These are big numbers.
The really interesting question is what happens when the stimulus and guarantees are withdrawn.
"Calculations compiled for The New York Times show that the government has collected profits of $4 billion from eight of the biggest banks that have fully repaid their obligations under the Treasury’s main bailout program — a return of about 15 percent annually. Calculations reported in The Wall Street Journal showed that the Treasury made $5 billion from 34 firms that repaid bailout money, for a 7 percent annualized rate of return. [TC: sounds like a lot but compared to the 'investment'!!!!]
That’s better than losing money on any given transaction. But the big picture is bleak. Estimates by Moody’s Economy.com , presented in recent Congressional testimony, suggest that of the $12 trillion the government has committed to fight the financial crisis and recession, the final tab to taxpayers will approach $US1.2 trillion [TC: Aus yearly GDP is about $A1.1 trillion]. That is equal to about 8 percent of the size of the economy. For comparison, the savings-and-loan crisis of the early 1990s ultimately cost taxpayers some $250 billion in today’s dollars, or about 3 percent of the size of the economy.

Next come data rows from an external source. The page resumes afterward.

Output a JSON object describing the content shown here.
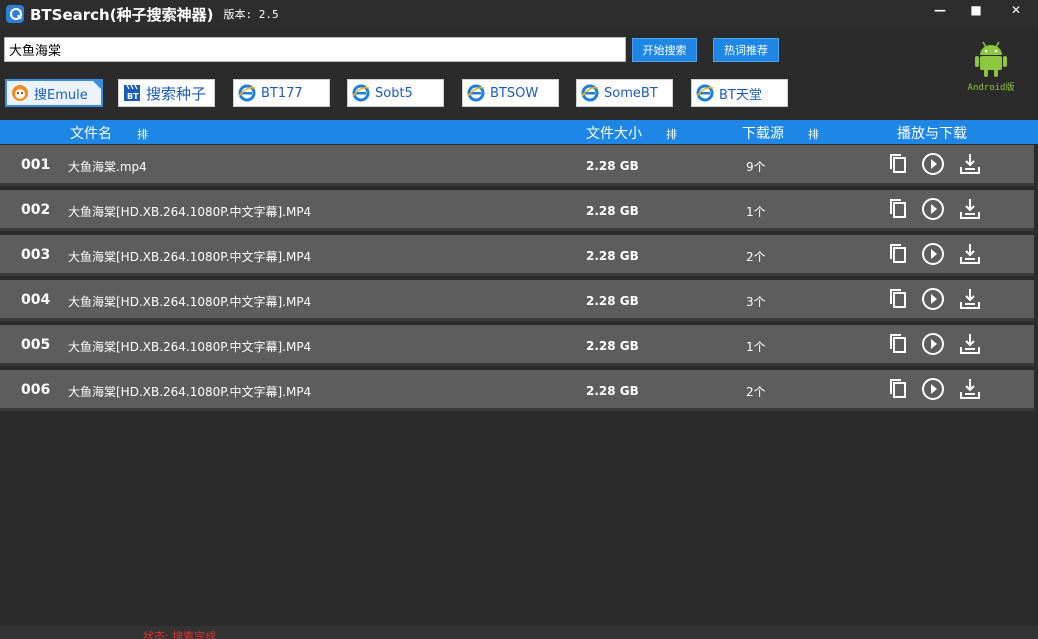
{
  "window": {
    "title": "BTSearch(种子搜索神器)",
    "version": "版本: 2.5",
    "minimize": "—",
    "maximize": "■",
    "close": "✕"
  },
  "search": {
    "query": "大鱼海棠",
    "start_label": "开始搜索",
    "hot_label": "热词推荐"
  },
  "android": {
    "label": "Android版",
    "color": "#8dc63f"
  },
  "sources": [
    {
      "label": "搜Emule",
      "icon": "emule-icon"
    },
    {
      "label": "搜索种子",
      "icon": "bt-clapper-icon"
    },
    {
      "label": "BT177",
      "icon": "ie-icon"
    },
    {
      "label": "Sobt5",
      "icon": "ie-icon"
    },
    {
      "label": "BTSOW",
      "icon": "ie-icon"
    },
    {
      "label": "SomeBT",
      "icon": "ie-icon"
    },
    {
      "label": "BT天堂",
      "icon": "ie-icon"
    }
  ],
  "table": {
    "headers": {
      "name": "文件名",
      "size": "文件大小",
      "sources": "下载源",
      "actions": "播放与下载",
      "sort": "排"
    },
    "rows": [
      {
        "num": "001",
        "name": "大鱼海棠.mp4",
        "size": "2.28 GB",
        "sources": "9个"
      },
      {
        "num": "002",
        "name": "大鱼海棠[HD.XB.264.1080P.中文字幕].MP4",
        "size": "2.28 GB",
        "sources": "1个"
      },
      {
        "num": "003",
        "name": "大鱼海棠[HD.XB.264.1080P.中文字幕].MP4",
        "size": "2.28 GB",
        "sources": "2个"
      },
      {
        "num": "004",
        "name": "大鱼海棠[HD.XB.264.1080P.中文字幕].MP4",
        "size": "2.28 GB",
        "sources": "3个"
      },
      {
        "num": "005",
        "name": "大鱼海棠[HD.XB.264.1080P.中文字幕].MP4",
        "size": "2.28 GB",
        "sources": "1个"
      },
      {
        "num": "006",
        "name": "大鱼海棠[HD.XB.264.1080P.中文字幕].MP4",
        "size": "2.28 GB",
        "sources": "2个"
      }
    ]
  },
  "status": {
    "text": "状态: 搜索完成"
  },
  "colors": {
    "accent": "#1e87e5",
    "row_bg": "#5d5d5d",
    "background": "#2b2b2b",
    "status": "#e03030"
  }
}
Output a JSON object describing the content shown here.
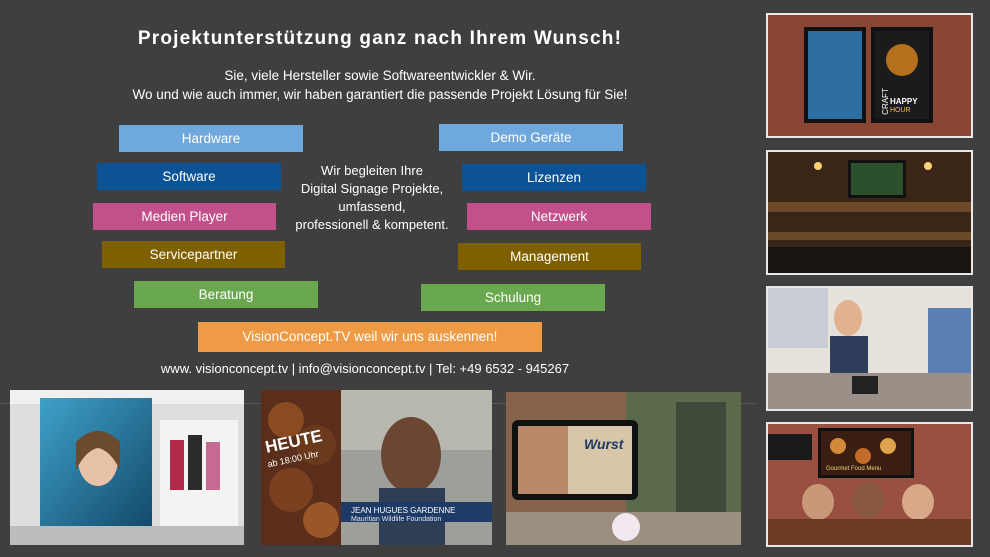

Worse, there is still much that the public does not know about the rescues. The Treasury still does not require banks to specify how they are using their bailout dollars, despite recommendations from the bailout’s special inspector general that the government demand a periodic accounting. Lawmakers and the public have no precise information about the roughly $300 billion in Citigroup assets that the government has guaranteed. Nor has there been an airing of the terms of the derivatives contracts that the government paid off in the bailout of the American International Group."